Self-improvement and improvement for the organization

Leadership management brings about a sense of self-improvement of management skills, right up to the point of motivating the team to do the same on a daily basis. All this should reflect in improved positive results for the organization.

While all these are true; what is also equally true is that most managers hardly find the time to advance their careers. In keeping their sights on the managerial peak; most managers lose sight of leadership management and dilute their purpose. The culture in most organizations –that of getting things done in order to show results –is to blame for this.

In the process of working all the time to just show numbers; most managers lose sight of the more important goal of self-development, which often is at the core of leadership management. Advancing one’s own professional stature is the hallmark of leadership management and is as important as showing results for the organization. After all, a well lubricated, well-oiled managerial staff is the cog in the organization’s wheel.

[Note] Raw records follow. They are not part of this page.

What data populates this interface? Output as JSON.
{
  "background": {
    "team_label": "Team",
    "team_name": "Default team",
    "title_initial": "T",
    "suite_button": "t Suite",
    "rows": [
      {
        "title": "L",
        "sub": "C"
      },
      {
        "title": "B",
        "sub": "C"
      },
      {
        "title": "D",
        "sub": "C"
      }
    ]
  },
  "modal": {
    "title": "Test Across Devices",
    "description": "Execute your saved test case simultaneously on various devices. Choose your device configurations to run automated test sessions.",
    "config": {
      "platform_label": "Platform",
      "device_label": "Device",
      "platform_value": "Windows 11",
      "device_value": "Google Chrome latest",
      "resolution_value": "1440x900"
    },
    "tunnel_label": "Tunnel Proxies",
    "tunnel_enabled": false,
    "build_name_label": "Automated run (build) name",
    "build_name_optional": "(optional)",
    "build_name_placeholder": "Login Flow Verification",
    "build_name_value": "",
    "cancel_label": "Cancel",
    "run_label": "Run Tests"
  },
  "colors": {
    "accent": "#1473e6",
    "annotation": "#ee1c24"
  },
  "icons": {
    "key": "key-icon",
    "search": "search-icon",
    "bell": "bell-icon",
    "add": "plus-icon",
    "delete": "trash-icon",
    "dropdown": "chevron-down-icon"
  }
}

Advancing within one’s own self as a manager by developing leadership management skills is extremely important, because a manager who is not growing from within cannot take the organization forwards. How does this happen? What are the ways by which managers can bring about leadership management? Is there an effective way of addressing issues concerning leadership management? What are the ways of improving it for the manager’s own good, which will result in benefits for the organization?

A complete understanding of leadership management  

All these will be part of a highly valuable, extremely interactive and entertaining session on leadership management. A two-day seminar on leadership management from GlobalCompliancePanel, a leading provider of professional trainings in all the areas of regulatory compliance, will show how to grow within the organization by focusing on leadership management.

This seminar will offer enjoyable lessons on management and self-improvement to such an extent that the participants laugh, listen and learn with the extremely lively Director of this seminar on leadership management, Chris DeVany.

To derive the immense benefit this seminar is going to impart, please register by visiting Rising in one’s career through leadership management .

Chris, the founder and president of Pinnacle Performance Improvement Worldwide, a firm which focuses on management and organizational development; will lead participants though all these important topics and the key leadership management questions and answers that need to be addressed effectively if the manager has to play a major part in improving the team’s performance overall, as well as that of each member of the team.

An extremely useful session on leadership management

This seminar will be of immense use to all seekers of leadership management, as it will cover all the important aspects of leadership management. Peer discussions addressing leading and managing, integrating finance and quality, managing one’s time effectively, managing performance and managing up, are some of these.

Participants will be able to gain the following lessons on leadership management at the end of this highly useful session:

–       Lead and manage

–       Integrate finance and quality into their organization

–       Manage their time, including prioritizing

–       Manage performance

–       Understand behavioral styles, so they can manage more effectively

–       Handle performance conversations, especially difficult conversations

–       Coach with purpose and focus

–       Manage to Action Plans, both by the team members and oneself

–       Build teams

–       Integrate performance improvement and quality improvement

–       Manage one’s own manager, manage up.